I find that for most entrepreneurs, it makes sense to incorporate in the state where the entrepreneur resides.

Incorporate in the state in which you are doing business, unless there is a good reason to do otherwise [in which case the other state chosen probably will be Delaware].

Why Move a Corporation to Another State?

However, if the entrepreneur relocates to another state, then a choice must be made.

  • If the corporation remains registered in its initial state, then it will have to pay to register as a “foreign corporation” in the new state. That means the corporation will pay fees and, possibly, taxes in two states thereafter.
  • Alternatively, the entrepreneur can move the corporation to the new state. Using that approach, the corporation will incur some costs for the move. However, from that point on the corporation will pay fees and taxes only to the new state.
Moving a Corporation to Another State.

Legally, there are three ways to move a corporation to another state.

  1. Form the new-state corporation. Merge the existing corporation into the new-state corporation.
  2. Form the new-state corporation. Transfer assets and liabilities of the existing corporation to the new-state corporation. Dissolve the existing corporation.
  3. Convert the existing corporation to a new-state corporation.

Alternatives 1 and 2 can have significant tax implications. This can be an especially complex issue for Alternative 2, because there are different types of mergers.

Number 3 is the easiest approach, because the existing entity remains in place. The potential problem, however, is that applicable laws may not permit Alternative 3. For example, California law does not permit a California corporation to convert to a foreign-state corporation.

So if you want to move your corporation to another state, you should work closely with your tax advisor and a business lawyer to identify the approach that will work best and to carry out that approach successfully.
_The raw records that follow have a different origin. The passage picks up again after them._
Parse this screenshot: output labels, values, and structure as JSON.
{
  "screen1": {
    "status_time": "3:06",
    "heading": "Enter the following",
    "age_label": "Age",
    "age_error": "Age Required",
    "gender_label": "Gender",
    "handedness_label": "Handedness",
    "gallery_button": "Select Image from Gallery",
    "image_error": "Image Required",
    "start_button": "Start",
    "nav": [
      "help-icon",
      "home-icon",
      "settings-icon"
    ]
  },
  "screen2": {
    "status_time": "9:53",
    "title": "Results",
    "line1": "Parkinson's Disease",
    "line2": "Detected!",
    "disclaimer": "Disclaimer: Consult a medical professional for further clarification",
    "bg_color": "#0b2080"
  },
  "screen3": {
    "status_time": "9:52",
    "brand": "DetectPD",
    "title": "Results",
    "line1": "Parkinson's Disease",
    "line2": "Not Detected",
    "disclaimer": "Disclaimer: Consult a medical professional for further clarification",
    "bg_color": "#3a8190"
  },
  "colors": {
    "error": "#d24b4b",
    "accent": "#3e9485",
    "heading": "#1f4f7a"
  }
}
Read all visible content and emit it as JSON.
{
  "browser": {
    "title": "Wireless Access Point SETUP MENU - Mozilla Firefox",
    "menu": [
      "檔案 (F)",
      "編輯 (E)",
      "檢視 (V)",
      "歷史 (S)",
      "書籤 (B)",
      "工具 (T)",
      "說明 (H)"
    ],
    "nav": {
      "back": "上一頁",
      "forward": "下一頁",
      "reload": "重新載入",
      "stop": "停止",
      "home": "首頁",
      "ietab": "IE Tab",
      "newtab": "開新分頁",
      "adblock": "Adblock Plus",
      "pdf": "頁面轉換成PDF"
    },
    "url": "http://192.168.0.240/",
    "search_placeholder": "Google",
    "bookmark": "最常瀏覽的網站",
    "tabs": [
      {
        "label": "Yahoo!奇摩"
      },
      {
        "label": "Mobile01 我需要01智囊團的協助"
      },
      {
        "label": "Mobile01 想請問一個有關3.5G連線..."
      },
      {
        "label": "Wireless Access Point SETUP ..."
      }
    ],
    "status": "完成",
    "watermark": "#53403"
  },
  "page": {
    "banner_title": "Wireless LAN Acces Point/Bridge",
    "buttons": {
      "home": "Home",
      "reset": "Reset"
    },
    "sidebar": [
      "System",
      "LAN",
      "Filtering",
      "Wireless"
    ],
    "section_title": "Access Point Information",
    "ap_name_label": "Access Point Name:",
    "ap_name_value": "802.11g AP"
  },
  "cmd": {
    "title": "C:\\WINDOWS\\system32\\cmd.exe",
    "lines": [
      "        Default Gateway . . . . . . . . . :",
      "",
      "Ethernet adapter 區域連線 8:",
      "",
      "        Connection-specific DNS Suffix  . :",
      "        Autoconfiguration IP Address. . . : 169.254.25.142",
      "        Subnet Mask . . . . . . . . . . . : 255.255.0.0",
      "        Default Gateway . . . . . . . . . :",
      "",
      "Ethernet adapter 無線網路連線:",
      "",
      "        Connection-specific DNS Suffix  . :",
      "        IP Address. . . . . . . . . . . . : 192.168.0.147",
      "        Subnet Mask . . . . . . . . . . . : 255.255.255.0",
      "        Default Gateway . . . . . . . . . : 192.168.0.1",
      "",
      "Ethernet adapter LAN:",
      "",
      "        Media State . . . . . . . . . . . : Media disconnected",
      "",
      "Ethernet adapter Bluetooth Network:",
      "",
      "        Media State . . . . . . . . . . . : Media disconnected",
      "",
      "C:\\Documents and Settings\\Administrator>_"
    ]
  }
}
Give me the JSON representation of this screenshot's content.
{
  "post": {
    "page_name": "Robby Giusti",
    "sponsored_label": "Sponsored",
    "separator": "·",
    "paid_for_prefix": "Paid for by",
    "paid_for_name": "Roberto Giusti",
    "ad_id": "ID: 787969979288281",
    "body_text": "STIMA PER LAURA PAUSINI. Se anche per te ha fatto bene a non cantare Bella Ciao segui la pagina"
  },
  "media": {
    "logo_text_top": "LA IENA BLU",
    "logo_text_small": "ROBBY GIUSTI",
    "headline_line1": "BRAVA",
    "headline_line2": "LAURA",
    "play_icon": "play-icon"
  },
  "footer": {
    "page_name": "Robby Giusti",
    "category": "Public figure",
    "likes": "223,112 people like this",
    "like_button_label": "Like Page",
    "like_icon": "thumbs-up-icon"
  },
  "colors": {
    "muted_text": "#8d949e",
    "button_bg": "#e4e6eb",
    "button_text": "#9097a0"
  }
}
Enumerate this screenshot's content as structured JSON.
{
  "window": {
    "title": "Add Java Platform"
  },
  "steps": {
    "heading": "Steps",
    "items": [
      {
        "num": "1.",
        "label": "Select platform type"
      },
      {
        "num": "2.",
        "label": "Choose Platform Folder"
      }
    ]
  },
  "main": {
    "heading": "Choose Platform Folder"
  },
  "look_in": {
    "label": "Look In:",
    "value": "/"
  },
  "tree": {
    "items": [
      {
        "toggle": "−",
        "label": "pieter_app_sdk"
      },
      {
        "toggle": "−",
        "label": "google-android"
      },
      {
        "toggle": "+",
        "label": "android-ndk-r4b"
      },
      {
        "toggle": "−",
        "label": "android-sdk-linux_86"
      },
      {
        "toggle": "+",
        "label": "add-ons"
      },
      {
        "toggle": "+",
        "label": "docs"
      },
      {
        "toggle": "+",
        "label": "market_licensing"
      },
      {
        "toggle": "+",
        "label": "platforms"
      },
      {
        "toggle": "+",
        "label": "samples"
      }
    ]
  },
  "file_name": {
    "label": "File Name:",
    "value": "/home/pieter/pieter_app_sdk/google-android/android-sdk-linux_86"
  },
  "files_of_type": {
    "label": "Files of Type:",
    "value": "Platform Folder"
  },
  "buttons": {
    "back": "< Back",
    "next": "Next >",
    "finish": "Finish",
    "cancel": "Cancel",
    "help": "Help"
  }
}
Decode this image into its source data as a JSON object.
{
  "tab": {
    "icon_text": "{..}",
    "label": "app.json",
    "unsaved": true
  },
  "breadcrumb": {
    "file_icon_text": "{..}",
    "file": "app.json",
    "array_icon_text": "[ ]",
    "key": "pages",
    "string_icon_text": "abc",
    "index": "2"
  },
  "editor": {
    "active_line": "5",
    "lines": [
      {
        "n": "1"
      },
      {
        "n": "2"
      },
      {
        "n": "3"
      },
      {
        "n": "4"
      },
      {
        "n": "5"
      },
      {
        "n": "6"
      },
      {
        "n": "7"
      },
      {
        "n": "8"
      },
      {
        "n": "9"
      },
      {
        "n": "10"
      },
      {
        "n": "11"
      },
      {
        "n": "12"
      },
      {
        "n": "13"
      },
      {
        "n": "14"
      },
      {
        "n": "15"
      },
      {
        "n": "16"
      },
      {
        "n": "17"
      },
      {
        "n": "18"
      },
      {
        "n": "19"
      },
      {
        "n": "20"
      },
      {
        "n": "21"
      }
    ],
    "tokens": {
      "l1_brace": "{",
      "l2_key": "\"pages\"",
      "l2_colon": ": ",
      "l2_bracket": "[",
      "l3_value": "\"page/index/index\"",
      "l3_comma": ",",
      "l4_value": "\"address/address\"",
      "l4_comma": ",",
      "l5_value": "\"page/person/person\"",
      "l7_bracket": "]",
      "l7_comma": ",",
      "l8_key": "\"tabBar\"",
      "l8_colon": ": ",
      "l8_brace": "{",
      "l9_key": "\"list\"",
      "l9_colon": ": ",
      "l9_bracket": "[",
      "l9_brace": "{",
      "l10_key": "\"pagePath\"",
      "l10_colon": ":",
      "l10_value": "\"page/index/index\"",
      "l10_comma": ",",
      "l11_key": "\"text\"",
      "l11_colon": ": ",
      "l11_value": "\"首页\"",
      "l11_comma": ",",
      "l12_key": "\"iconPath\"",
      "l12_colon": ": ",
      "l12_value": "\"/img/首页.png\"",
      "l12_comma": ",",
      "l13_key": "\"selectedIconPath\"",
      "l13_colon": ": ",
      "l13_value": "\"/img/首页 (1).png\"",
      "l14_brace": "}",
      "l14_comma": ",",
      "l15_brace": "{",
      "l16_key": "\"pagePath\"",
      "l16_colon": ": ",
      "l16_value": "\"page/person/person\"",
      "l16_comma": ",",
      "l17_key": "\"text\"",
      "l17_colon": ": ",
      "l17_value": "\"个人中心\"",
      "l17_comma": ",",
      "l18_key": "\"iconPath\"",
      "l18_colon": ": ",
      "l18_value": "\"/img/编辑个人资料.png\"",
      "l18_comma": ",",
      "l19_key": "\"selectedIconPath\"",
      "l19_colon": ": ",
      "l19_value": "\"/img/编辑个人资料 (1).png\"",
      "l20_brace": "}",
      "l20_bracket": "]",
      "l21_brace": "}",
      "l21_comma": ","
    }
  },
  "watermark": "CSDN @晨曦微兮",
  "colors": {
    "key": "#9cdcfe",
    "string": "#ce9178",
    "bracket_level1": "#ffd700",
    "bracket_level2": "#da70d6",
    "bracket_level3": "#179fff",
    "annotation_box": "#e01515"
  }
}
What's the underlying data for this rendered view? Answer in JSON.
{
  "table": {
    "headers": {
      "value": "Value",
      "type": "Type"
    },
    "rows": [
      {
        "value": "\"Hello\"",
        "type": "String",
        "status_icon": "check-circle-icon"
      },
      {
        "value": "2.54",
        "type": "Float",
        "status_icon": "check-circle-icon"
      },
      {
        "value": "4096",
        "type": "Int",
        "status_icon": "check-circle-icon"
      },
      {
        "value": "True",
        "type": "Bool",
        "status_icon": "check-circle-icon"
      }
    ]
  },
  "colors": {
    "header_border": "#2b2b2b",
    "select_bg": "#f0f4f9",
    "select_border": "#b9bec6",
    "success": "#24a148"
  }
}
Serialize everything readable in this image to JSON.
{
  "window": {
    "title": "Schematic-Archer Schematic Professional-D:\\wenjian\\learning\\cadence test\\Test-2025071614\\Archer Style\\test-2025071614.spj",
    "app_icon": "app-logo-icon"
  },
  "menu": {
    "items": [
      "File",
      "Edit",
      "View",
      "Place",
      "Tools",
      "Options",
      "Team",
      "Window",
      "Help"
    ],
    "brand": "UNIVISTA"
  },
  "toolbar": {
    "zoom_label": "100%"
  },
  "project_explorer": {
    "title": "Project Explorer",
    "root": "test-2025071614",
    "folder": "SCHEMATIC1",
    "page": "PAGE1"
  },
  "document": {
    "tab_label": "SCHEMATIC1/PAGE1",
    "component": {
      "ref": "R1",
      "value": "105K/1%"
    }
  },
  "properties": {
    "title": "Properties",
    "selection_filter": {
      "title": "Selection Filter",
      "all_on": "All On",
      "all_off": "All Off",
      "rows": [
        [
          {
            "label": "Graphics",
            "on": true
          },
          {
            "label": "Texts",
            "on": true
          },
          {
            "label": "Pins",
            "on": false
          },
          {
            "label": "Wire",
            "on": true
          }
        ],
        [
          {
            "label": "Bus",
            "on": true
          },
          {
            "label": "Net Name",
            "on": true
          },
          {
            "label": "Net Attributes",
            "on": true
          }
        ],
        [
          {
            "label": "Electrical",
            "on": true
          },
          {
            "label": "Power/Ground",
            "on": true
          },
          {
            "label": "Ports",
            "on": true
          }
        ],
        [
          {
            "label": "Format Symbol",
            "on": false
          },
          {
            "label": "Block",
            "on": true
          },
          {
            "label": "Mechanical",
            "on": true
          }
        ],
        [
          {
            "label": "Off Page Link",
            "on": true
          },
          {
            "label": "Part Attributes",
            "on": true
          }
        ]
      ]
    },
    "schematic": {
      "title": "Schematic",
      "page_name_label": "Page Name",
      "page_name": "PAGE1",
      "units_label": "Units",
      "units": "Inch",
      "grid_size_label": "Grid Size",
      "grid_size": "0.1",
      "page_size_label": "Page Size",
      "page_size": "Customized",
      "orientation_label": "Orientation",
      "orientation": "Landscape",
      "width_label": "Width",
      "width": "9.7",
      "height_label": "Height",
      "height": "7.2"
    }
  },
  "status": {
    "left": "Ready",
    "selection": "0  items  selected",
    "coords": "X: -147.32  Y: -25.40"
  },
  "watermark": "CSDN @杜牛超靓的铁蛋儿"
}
This blog does not constitute legal advice and does not establish an attorney-client relationship. If you need legal advice, please contact a lawyer directly.